## [The problem]
Your reply should hold every entry below exactly as written and none of the pictures.

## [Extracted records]
BEGIN

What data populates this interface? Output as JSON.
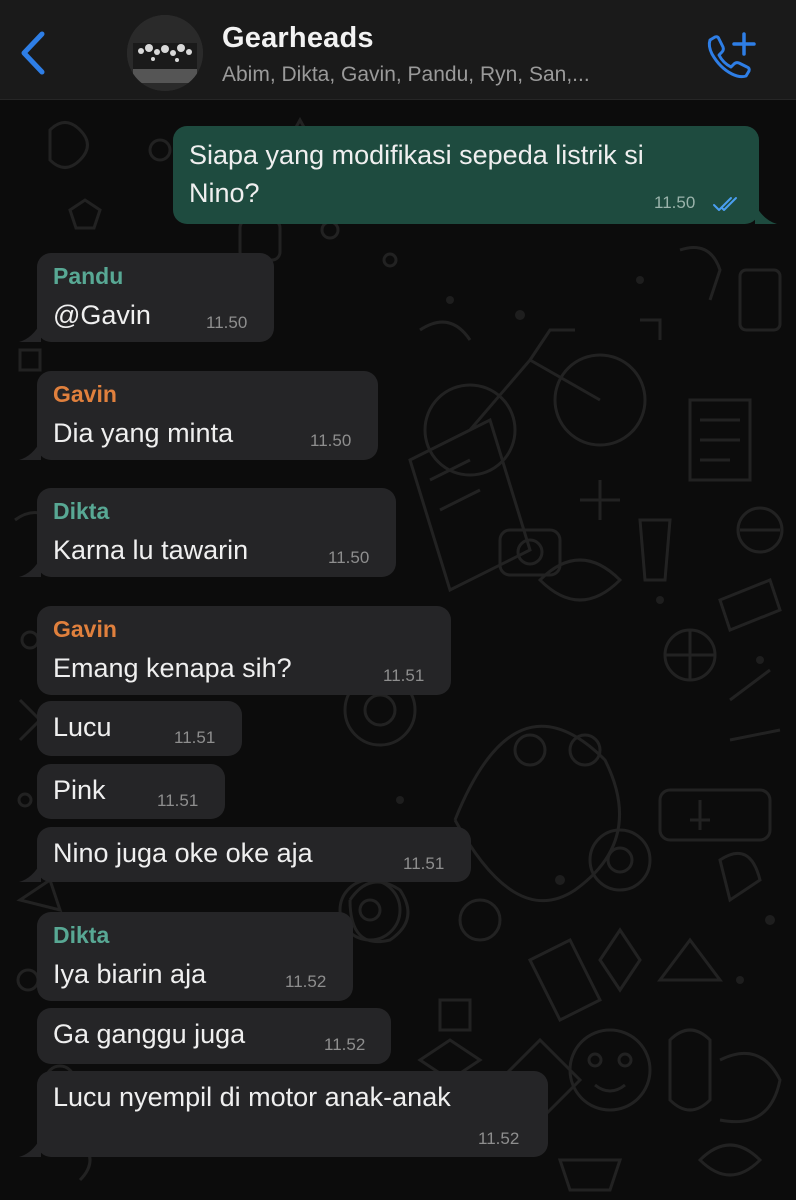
{
  "header": {
    "back_icon": "chevron-left-icon",
    "title": "Gearheads",
    "members": "Abim, Dikta, Gavin, Pandu, Ryn, San,...",
    "call_icon": "add-call-icon"
  },
  "colors": {
    "accent": "#2e7ee6",
    "outgoing_bubble": "#1e4b3f",
    "incoming_bubble": "#252527",
    "sender_pandu": "#58a894",
    "sender_gavin": "#e0803d",
    "sender_dikta": "#58a894"
  },
  "messages": [
    {
      "direction": "out",
      "text1": "Siapa yang modifikasi sepeda listrik si",
      "text2": "Nino?",
      "time": "11.50",
      "status": "read"
    },
    {
      "direction": "in",
      "sender": "Pandu",
      "text": "@Gavin",
      "time": "11.50"
    },
    {
      "direction": "in",
      "sender": "Gavin",
      "text": "Dia yang minta",
      "time": "11.50"
    },
    {
      "direction": "in",
      "sender": "Dikta",
      "text": "Karna lu tawarin",
      "time": "11.50"
    },
    {
      "direction": "in",
      "sender": "Gavin",
      "text": "Emang kenapa sih?",
      "time": "11.51"
    },
    {
      "direction": "in",
      "text": "Lucu",
      "time": "11.51"
    },
    {
      "direction": "in",
      "text": "Pink",
      "time": "11.51"
    },
    {
      "direction": "in",
      "text": "Nino juga oke oke aja",
      "time": "11.51"
    },
    {
      "direction": "in",
      "sender": "Dikta",
      "text": "Iya biarin aja",
      "time": "11.52"
    },
    {
      "direction": "in",
      "text": "Ga ganggu juga",
      "time": "11.52"
    },
    {
      "direction": "in",
      "text": "Lucu nyempil di motor anak-anak",
      "time": "11.52"
    }
  ]
}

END

## [Result of the exercise]
What data populates this interface? Output as JSON.
{
  "header": {
    "back_icon": "chevron-left-icon",
    "title": "Gearheads",
    "members": "Abim, Dikta, Gavin, Pandu, Ryn, San,...",
    "call_icon": "add-call-icon"
  },
  "colors": {
    "accent": "#2e7ee6",
    "outgoing_bubble": "#1e4b3f",
    "incoming_bubble": "#252527",
    "sender_pandu": "#58a894",
    "sender_gavin": "#e0803d",
    "sender_dikta": "#58a894"
  },
  "messages": [
    {
      "direction": "out",
      "text1": "Siapa yang modifikasi sepeda listrik si",
      "text2": "Nino?",
      "time": "11.50",
      "status": "read"
    },
    {
      "direction": "in",
      "sender": "Pandu",
      "text": "@Gavin",
      "time": "11.50"
    },
    {
      "direction": "in",
      "sender": "Gavin",
      "text": "Dia yang minta",
      "time": "11.50"
    },
    {
      "direction": "in",
      "sender": "Dikta",
      "text": "Karna lu tawarin",
      "time": "11.50"
    },
    {
      "direction": "in",
      "sender": "Gavin",
      "text": "Emang kenapa sih?",
      "time": "11.51"
    },
    {
      "direction": "in",
      "text": "Lucu",
      "time": "11.51"
    },
    {
      "direction": "in",
      "text": "Pink",
      "time": "11.51"
    },
    {
      "direction": "in",
      "text": "Nino juga oke oke aja",
      "time": "11.51"
    },
    {
      "direction": "in",
      "sender": "Dikta",
      "text": "Iya biarin aja",
      "time": "11.52"
    },
    {
      "direction": "in",
      "text": "Ga ganggu juga",
      "time": "11.52"
    },
    {
      "direction": "in",
      "text": "Lucu nyempil di motor anak-anak",
      "time": "11.52"
    }
  ]
}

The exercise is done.